Sailors pay tribute to great admiral
Tuesday, 16th October 2007
Sailors marked the 300th anniversary of the death of the Royal Navy hero Sir Cloudesley Shovell with a wreathlaying ceremony conducted by Canon Nicholas Sagovsky at Admiral Shovell’s grave in the Abbey’s south choir aisle this week.
Cloudesley Shovell was born in Norfolk in 1650 and went to sea as a cabin boy. His reputation grew quickly and he rose through the ranks to become a rear-admiral in 1690. By 1704 he was commander-in-chief of the entire British fleet but three years later after taking part in the unsuccessful attempt to capture Toulon, Shovell’s ship HMS Association and its sister ships Eagle, Romney and Firebrand, struck rocks near the Scilly Isles and sank within four minutes. Eight hundred men, including Shovell, were drowned.
Because the principal cause of the shipwreck was inaccurate navigation, the Admiralty was prompted to ask Parliament to approve the Longitude Act which offered a prize to anyone who could find an accurate method of determining longitude.
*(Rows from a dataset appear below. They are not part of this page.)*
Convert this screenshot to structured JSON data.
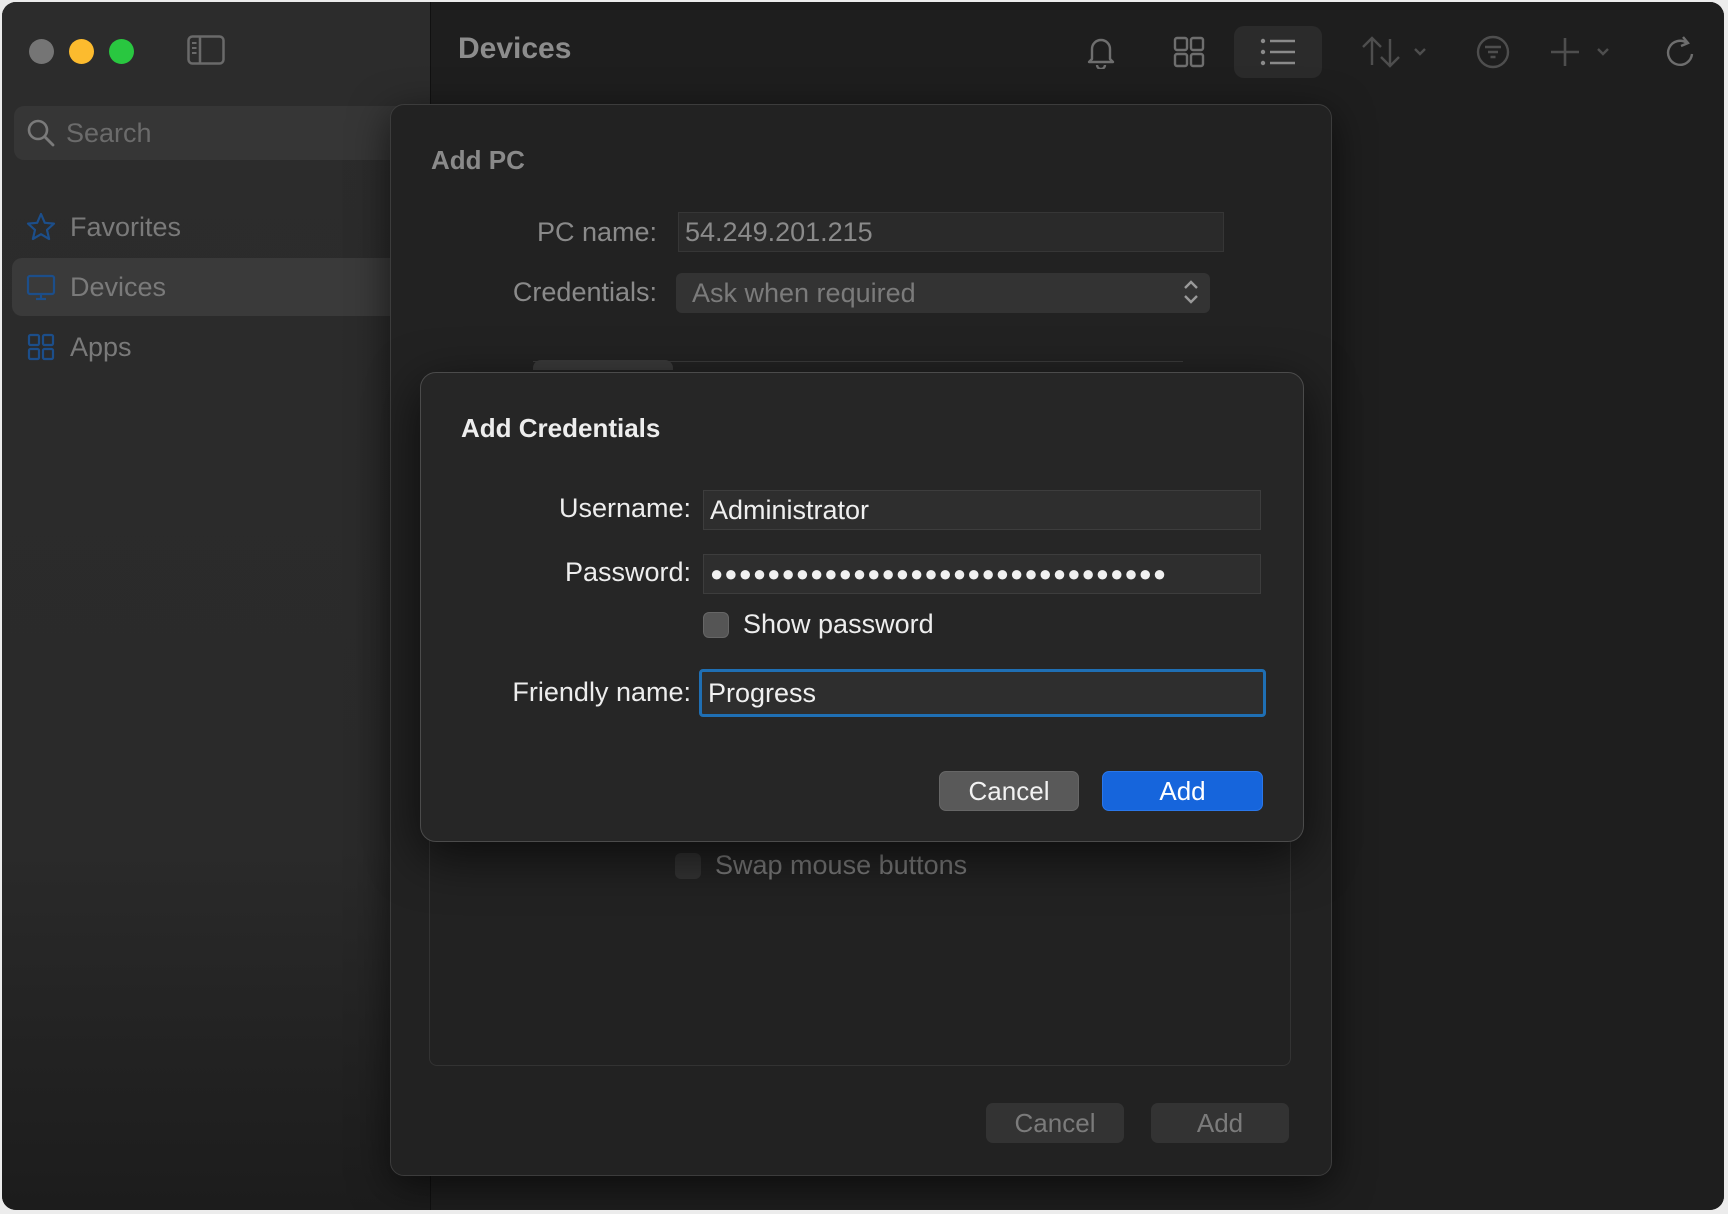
{
  "window": {
    "title": "Devices"
  },
  "sidebar": {
    "search_placeholder": "Search",
    "items": [
      {
        "label": "Favorites",
        "icon": "star-icon"
      },
      {
        "label": "Devices",
        "icon": "monitor-icon",
        "active": true
      },
      {
        "label": "Apps",
        "icon": "apps-grid-icon"
      }
    ]
  },
  "toolbar": {
    "icons": [
      "bell-icon",
      "grid-view-icon",
      "list-view-icon",
      "sort-icon",
      "filter-icon",
      "add-icon",
      "refresh-icon"
    ]
  },
  "add_pc": {
    "title": "Add PC",
    "pc_name_label": "PC name:",
    "pc_name_value": "54.249.201.215",
    "credentials_label": "Credentials:",
    "credentials_value": "Ask when required",
    "swap_mouse_label": "Swap mouse buttons",
    "cancel_label": "Cancel",
    "add_label": "Add"
  },
  "add_credentials": {
    "title": "Add Credentials",
    "username_label": "Username:",
    "username_value": "Administrator",
    "password_label": "Password:",
    "password_value": "●●●●●●●●●●●●●●●●●●●●●●●●●●●●●●●●",
    "show_password_label": "Show password",
    "friendly_name_label": "Friendly name:",
    "friendly_name_value": "Progress",
    "cancel_label": "Cancel",
    "add_label": "Add"
  },
  "colors": {
    "accent": "#1665dc",
    "focus_ring": "#1f6fb4",
    "traffic_close": "#757575",
    "traffic_minimize": "#fcbb2e",
    "traffic_maximize": "#29c740"
  }
}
The prize was later claimed by the Lincolnshire clockmaker John Harrison and though the Admiralty prevaricated his claim was recognised in 1773. A memorial to Harrison was unveiled in the Nave last year.